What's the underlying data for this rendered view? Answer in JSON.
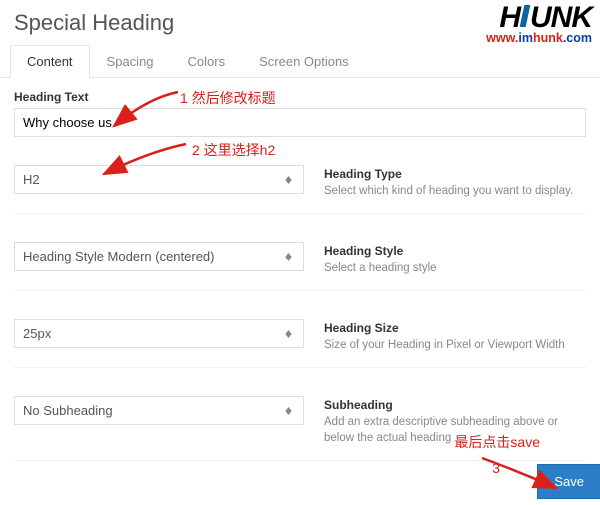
{
  "page": {
    "title": "Special Heading"
  },
  "tabs": {
    "content": "Content",
    "spacing": "Spacing",
    "colors": "Colors",
    "screen": "Screen Options"
  },
  "heading_text": {
    "label": "Heading Text",
    "value": "Why choose us"
  },
  "heading_type": {
    "value": "H2",
    "title": "Heading Type",
    "desc": "Select which kind of heading you want to display."
  },
  "heading_style": {
    "value": "Heading Style Modern (centered)",
    "title": "Heading Style",
    "desc": "Select a heading style"
  },
  "heading_size": {
    "value": "25px",
    "title": "Heading Size",
    "desc": "Size of your Heading in Pixel or Viewport Width"
  },
  "subheading": {
    "value": "No Subheading",
    "title": "Subheading",
    "desc": "Add an extra descriptive subheading above or below the actual heading"
  },
  "save": "Save",
  "anno": {
    "t1": "1 然后修改标题",
    "t2": "2 这里选择h2",
    "t3": "最后点击save",
    "t4": "3"
  },
  "logo": {
    "text_h": "H",
    "text_unk": "UNK",
    "url_www": "www.",
    "url_im": "im",
    "url_hunk": "hunk",
    "url_com": ".com"
  }
}
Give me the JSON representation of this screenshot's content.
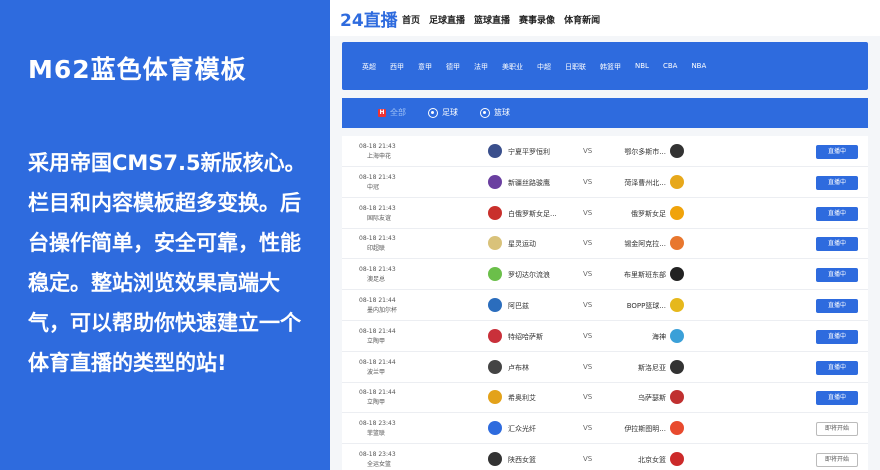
{
  "promo": {
    "title": "M62蓝色体育模板",
    "description": "采用帝国CMS7.5新版核心。栏目和内容模板超多变换。后台操作简单，安全可靠，性能稳定。整站浏览效果高端大气，可以帮助你快速建立一个体育直播的类型的站!"
  },
  "header": {
    "logo": "24直播",
    "nav": [
      "首页",
      "足球直播",
      "篮球直播",
      "赛事录像",
      "体育新闻"
    ]
  },
  "leagues": [
    "英超",
    "西甲",
    "意甲",
    "德甲",
    "法甲",
    "美职业",
    "中超",
    "日职联",
    "韩篮甲",
    "NBL",
    "CBA",
    "NBA"
  ],
  "tabs": [
    {
      "label": "全部",
      "icon": "h-icon"
    },
    {
      "label": "足球",
      "icon": "football-icon"
    },
    {
      "label": "篮球",
      "icon": "basketball-icon"
    }
  ],
  "matches": [
    {
      "time": "08-18 21:43",
      "league": "上海申花",
      "team_a": "宁夏平罗恒利",
      "team_b": "鄂尔多斯市...",
      "action": "直播中",
      "status": "live",
      "color_a": "#3a4f8c",
      "color_b": "#333333"
    },
    {
      "time": "08-18 21:43",
      "league": "中冠",
      "team_a": "新疆丝路骏鹰",
      "team_b": "菏泽曹州北...",
      "action": "直播中",
      "status": "live",
      "color_a": "#6a3fa0",
      "color_b": "#e7a81b"
    },
    {
      "time": "08-18 21:43",
      "league": "国际友谊",
      "team_a": "白俄罗斯女足...",
      "team_b": "俄罗斯女足",
      "action": "直播中",
      "status": "live",
      "color_a": "#c9302c",
      "color_b": "#f0a30a"
    },
    {
      "time": "08-18 21:43",
      "league": "印超联",
      "team_a": "星灵运动",
      "team_b": "锡金阿克拉...",
      "action": "直播中",
      "status": "live",
      "color_a": "#d9c27a",
      "color_b": "#e8772e"
    },
    {
      "time": "08-18 21:43",
      "league": "澳足总",
      "team_a": "罗切达尔流浪",
      "team_b": "布里斯班东部",
      "action": "直播中",
      "status": "live",
      "color_a": "#6bbf4a",
      "color_b": "#222222"
    },
    {
      "time": "08-18 21:44",
      "league": "墨内加尔杯",
      "team_a": "阿巴兹",
      "team_b": "BOPP篮球...",
      "action": "直播中",
      "status": "live",
      "color_a": "#2b6dbd",
      "color_b": "#e6b81c"
    },
    {
      "time": "08-18 21:44",
      "league": "立陶甲",
      "team_a": "特绍哈萨斯",
      "team_b": "海神",
      "action": "直播中",
      "status": "live",
      "color_a": "#c9303a",
      "color_b": "#3ba0d8"
    },
    {
      "time": "08-18 21:44",
      "league": "波兰甲",
      "team_a": "卢布林",
      "team_b": "斯洛尼亚",
      "action": "直播中",
      "status": "live",
      "color_a": "#444444",
      "color_b": "#333333"
    },
    {
      "time": "08-18 21:44",
      "league": "立陶甲",
      "team_a": "希奥利艾",
      "team_b": "乌萨瑟斯",
      "action": "直播中",
      "status": "live",
      "color_a": "#e3a21a",
      "color_b": "#c03030"
    },
    {
      "time": "08-18 23:43",
      "league": "菲篮联",
      "team_a": "汇众光纤",
      "team_b": "伊拉斯图明...",
      "action": "即将开始",
      "status": "soon",
      "color_a": "#2e6bde",
      "color_b": "#e84a2e"
    },
    {
      "time": "08-18 23:43",
      "league": "全运女篮",
      "team_a": "陕西女篮",
      "team_b": "北京女篮",
      "action": "即将开始",
      "status": "soon",
      "color_a": "#333333",
      "color_b": "#cc2a2a"
    }
  ]
}
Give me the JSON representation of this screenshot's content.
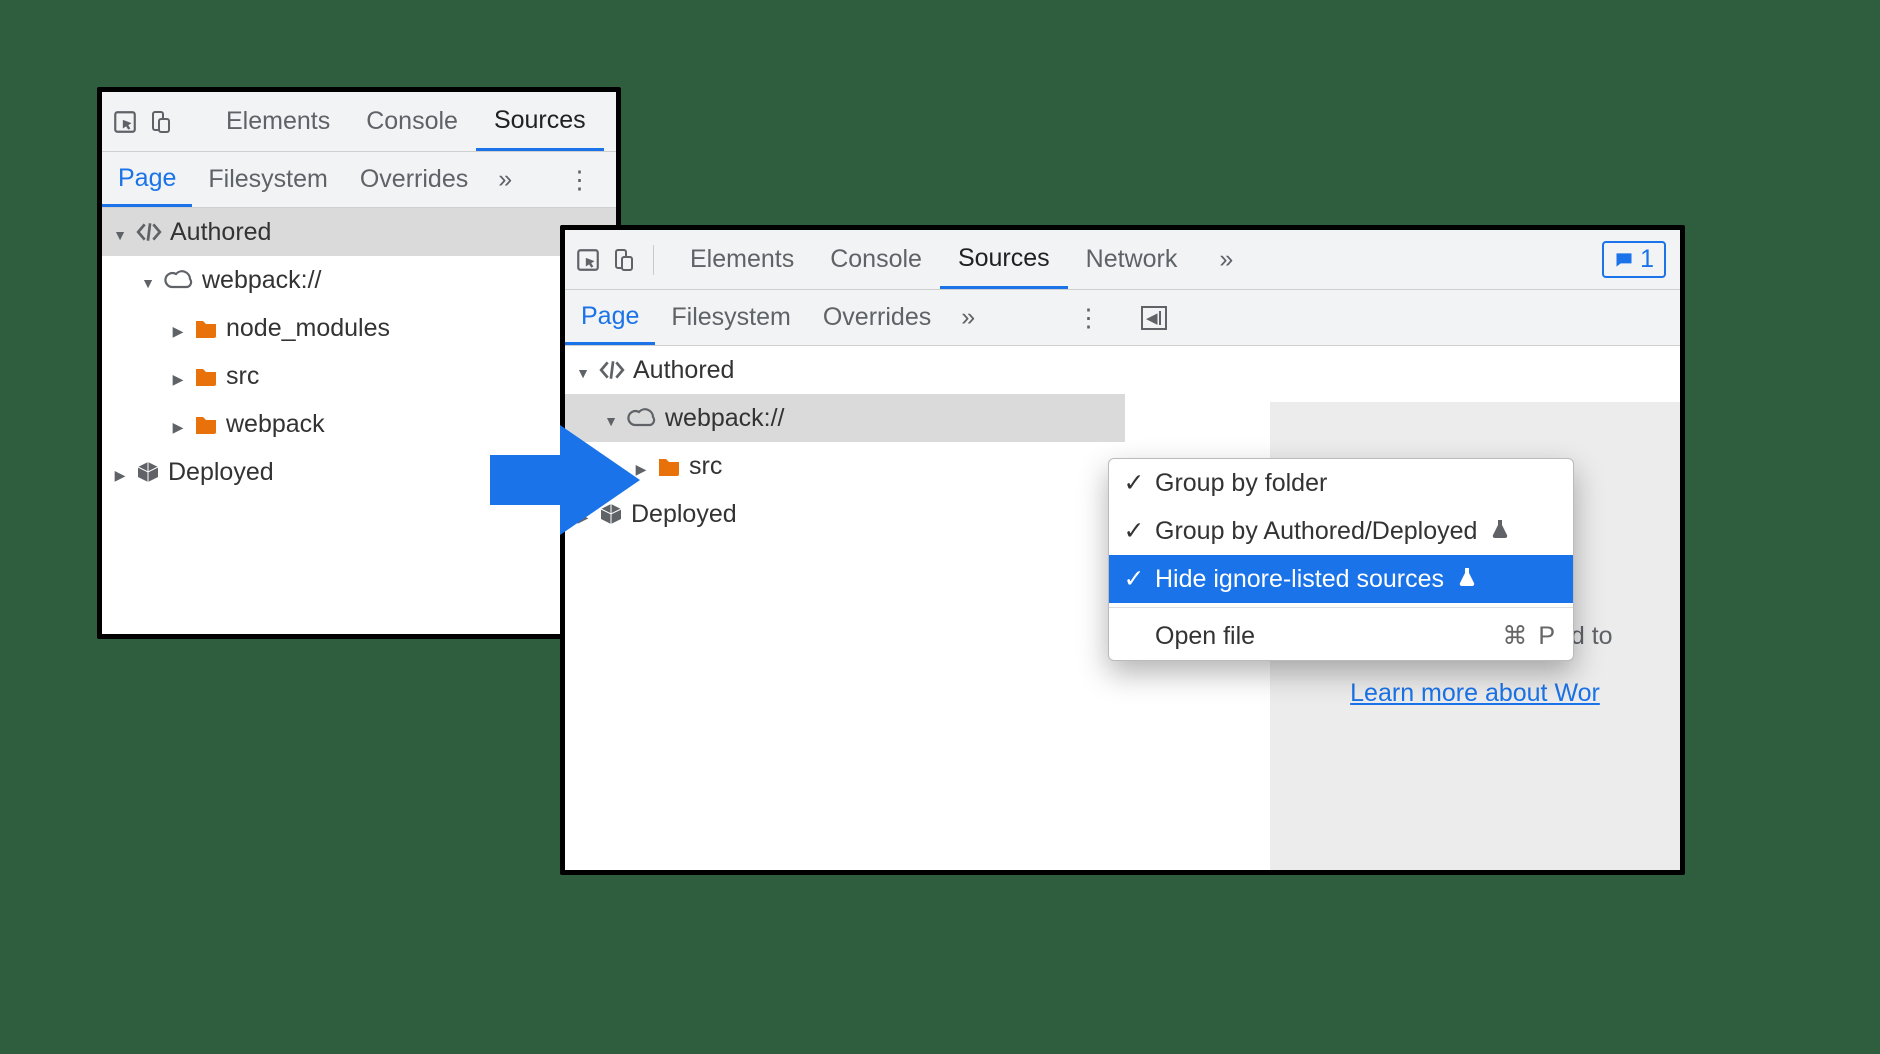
{
  "topbar": {
    "tabs": {
      "elements": "Elements",
      "console": "Console",
      "sources": "Sources",
      "network": "Network"
    },
    "more_chevron": "»",
    "issues_count": "1"
  },
  "subbar": {
    "tabs": {
      "page": "Page",
      "filesystem": "Filesystem",
      "overrides": "Overrides"
    },
    "more_chevron": "»"
  },
  "left_tree": {
    "authored": "Authored",
    "webpack": "webpack://",
    "node_modules": "node_modules",
    "src": "src",
    "webpack_dir": "webpack",
    "deployed": "Deployed"
  },
  "right_tree": {
    "authored": "Authored",
    "webpack": "webpack://",
    "src": "src",
    "deployed": "Deployed"
  },
  "context_menu": {
    "group_by_folder": "Group by folder",
    "group_by_authored": "Group by Authored/Deployed",
    "hide_ignore_listed": "Hide ignore-listed sources",
    "open_file": "Open file",
    "open_file_shortcut": "⌘ P"
  },
  "right_pane": {
    "drop_text": "Drop in a folder to add to",
    "learn_more": "Learn more about Wor"
  },
  "colors": {
    "accent": "#1a73e8",
    "folder": "#e8710a",
    "bg_green": "#2e5e3e"
  }
}
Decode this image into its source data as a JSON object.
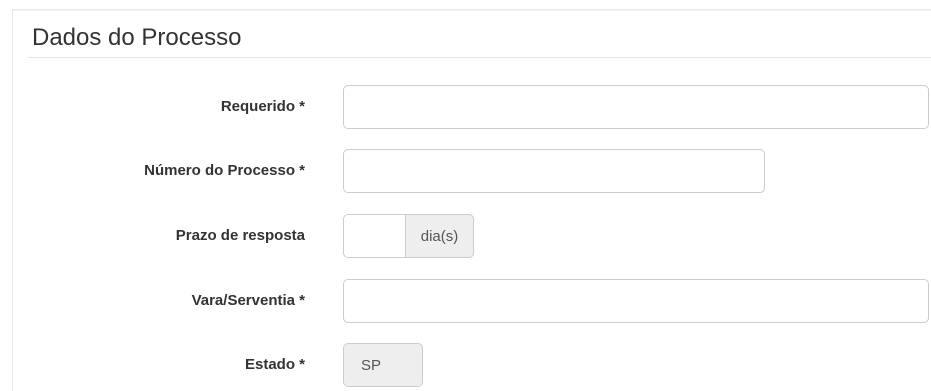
{
  "section": {
    "title": "Dados do Processo"
  },
  "form": {
    "requerido": {
      "label": "Requerido *",
      "value": ""
    },
    "numero_processo": {
      "label": "Número do Processo *",
      "value": ""
    },
    "prazo_resposta": {
      "label": "Prazo de resposta",
      "value": "",
      "addon": "dia(s)"
    },
    "vara_serventia": {
      "label": "Vara/Serventia *",
      "value": ""
    },
    "estado": {
      "label": "Estado *",
      "value": "SP"
    }
  }
}
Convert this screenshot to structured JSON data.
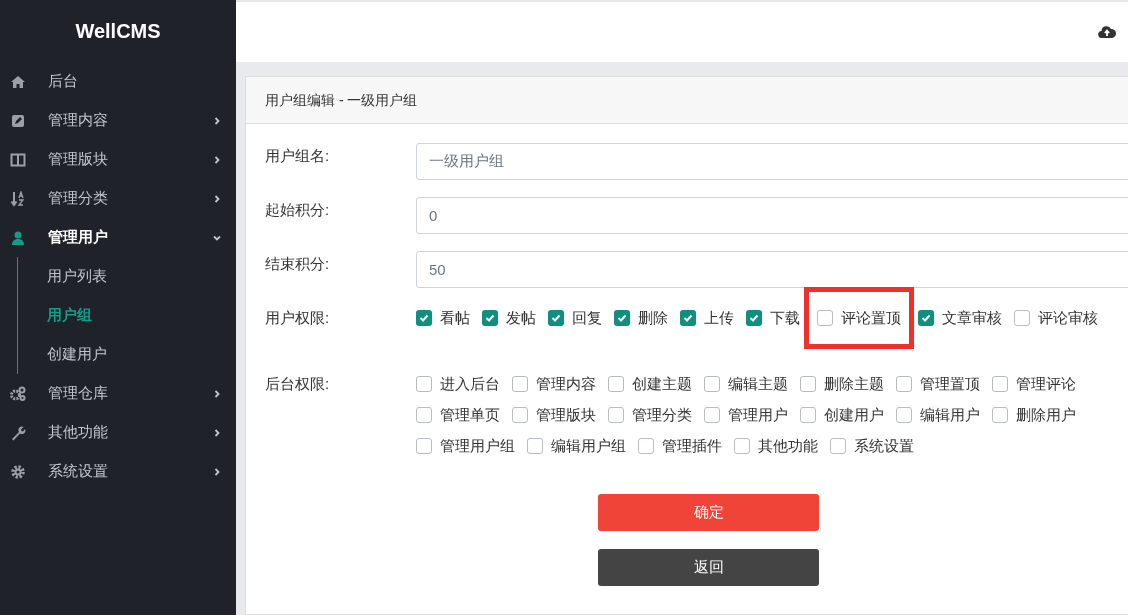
{
  "brand": "WellCMS",
  "sidebar": {
    "items": [
      {
        "label": "后台"
      },
      {
        "label": "管理内容",
        "expanded": false
      },
      {
        "label": "管理版块",
        "expanded": false
      },
      {
        "label": "管理分类",
        "expanded": false
      },
      {
        "label": "管理用户",
        "expanded": true,
        "children": [
          {
            "label": "用户列表",
            "selected": false
          },
          {
            "label": "用户组",
            "selected": true
          },
          {
            "label": "创建用户",
            "selected": false
          }
        ]
      },
      {
        "label": "管理仓库",
        "expanded": false
      },
      {
        "label": "其他功能",
        "expanded": false
      },
      {
        "label": "系统设置",
        "expanded": false
      }
    ]
  },
  "card": {
    "title": "用户组编辑 - 一级用户组",
    "fields": [
      {
        "label": "用户组名:",
        "value": "一级用户组"
      },
      {
        "label": "起始积分:",
        "value": "0"
      },
      {
        "label": "结束积分:",
        "value": "50"
      }
    ],
    "permission_groups": [
      {
        "label": "用户权限:",
        "options": [
          {
            "label": "看帖",
            "checked": true
          },
          {
            "label": "发帖",
            "checked": true
          },
          {
            "label": "回复",
            "checked": true
          },
          {
            "label": "删除",
            "checked": true
          },
          {
            "label": "上传",
            "checked": true
          },
          {
            "label": "下载",
            "checked": true
          },
          {
            "label": "评论置顶",
            "checked": false,
            "highlighted": true
          },
          {
            "label": "文章审核",
            "checked": true
          },
          {
            "label": "评论审核",
            "checked": false
          }
        ]
      },
      {
        "label": "后台权限:",
        "options": [
          {
            "label": "进入后台",
            "checked": false
          },
          {
            "label": "管理内容",
            "checked": false
          },
          {
            "label": "创建主题",
            "checked": false
          },
          {
            "label": "编辑主题",
            "checked": false
          },
          {
            "label": "删除主题",
            "checked": false
          },
          {
            "label": "管理置顶",
            "checked": false
          },
          {
            "label": "管理评论",
            "checked": false
          },
          {
            "label": "管理单页",
            "checked": false
          },
          {
            "label": "管理版块",
            "checked": false
          },
          {
            "label": "管理分类",
            "checked": false
          },
          {
            "label": "管理用户",
            "checked": false
          },
          {
            "label": "创建用户",
            "checked": false
          },
          {
            "label": "编辑用户",
            "checked": false
          },
          {
            "label": "删除用户",
            "checked": false
          },
          {
            "label": "管理用户组",
            "checked": false
          },
          {
            "label": "编辑用户组",
            "checked": false
          },
          {
            "label": "管理插件",
            "checked": false
          },
          {
            "label": "其他功能",
            "checked": false
          },
          {
            "label": "系统设置",
            "checked": false
          }
        ]
      }
    ],
    "buttons": [
      {
        "label": "确定",
        "kind": "primary"
      },
      {
        "label": "返回",
        "kind": "secondary"
      }
    ]
  }
}
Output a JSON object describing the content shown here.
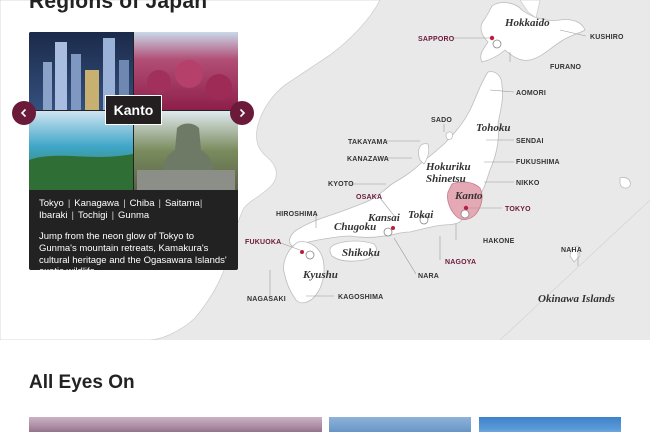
{
  "page": {
    "section_title": "Regions of Japan",
    "all_eyes_title": "All Eyes On"
  },
  "card": {
    "region": "Kanto",
    "prefectures": [
      "Tokyo",
      "Kanagawa",
      "Chiba",
      "Saitama",
      "Ibaraki",
      "Tochigi",
      "Gunma"
    ],
    "description": "Jump from the neon glow of Tokyo to Gunma's mountain retreats, Kamakura's cultural heritage and the Ogasawara Islands' exotic wildlife."
  },
  "map": {
    "regions": {
      "hokkaido": "Hokkaido",
      "tohoku": "Tohoku",
      "hokuriku": "Hokuriku",
      "shinetsu": "Shinetsu",
      "kanto": "Kanto",
      "tokai": "Tokai",
      "kansai": "Kansai",
      "chugoku": "Chugoku",
      "shikoku": "Shikoku",
      "kyushu": "Kyushu",
      "okinawa": "Okinawa Islands"
    },
    "cities": {
      "sapporo": "SAPPORO",
      "kushiro": "KUSHIRO",
      "furano": "FURANO",
      "aomori": "AOMORI",
      "sado": "SADO",
      "takayama": "TAKAYAMA",
      "sendai": "SENDAI",
      "kanazawa": "KANAZAWA",
      "fukushima": "FUKUSHIMA",
      "nikko": "NIKKO",
      "kyoto": "KYOTO",
      "osaka": "OSAKA",
      "tokyo": "TOKYO",
      "hiroshima": "HIROSHIMA",
      "fukuoka": "FUKUOKA",
      "hakone": "HAKONE",
      "nagoya": "NAGOYA",
      "nara": "NARA",
      "naha": "NAHA",
      "nagasaki": "NAGASAKI",
      "kagoshima": "KAGOSHIMA"
    }
  },
  "colors": {
    "accent": "#6b1a3a",
    "highlight_region": "#e4a9b4",
    "city_red": "#6b1a3a",
    "land": "#ffffff",
    "sea": "#e9e9e9"
  },
  "icons": {
    "prev": "chevron-left-icon",
    "next": "chevron-right-icon"
  }
}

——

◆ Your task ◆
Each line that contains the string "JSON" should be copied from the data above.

◆ Answer for the task ◆
What's the underlying data for this rendered view? Answer in JSON.
Give me the JSON representation of this screenshot's content.
Give me the JSON representation of this screenshot's content.
Decode this image into its source data as a JSON object.
Convert this screenshot to structured JSON data.
Output a JSON object describing the content shown here.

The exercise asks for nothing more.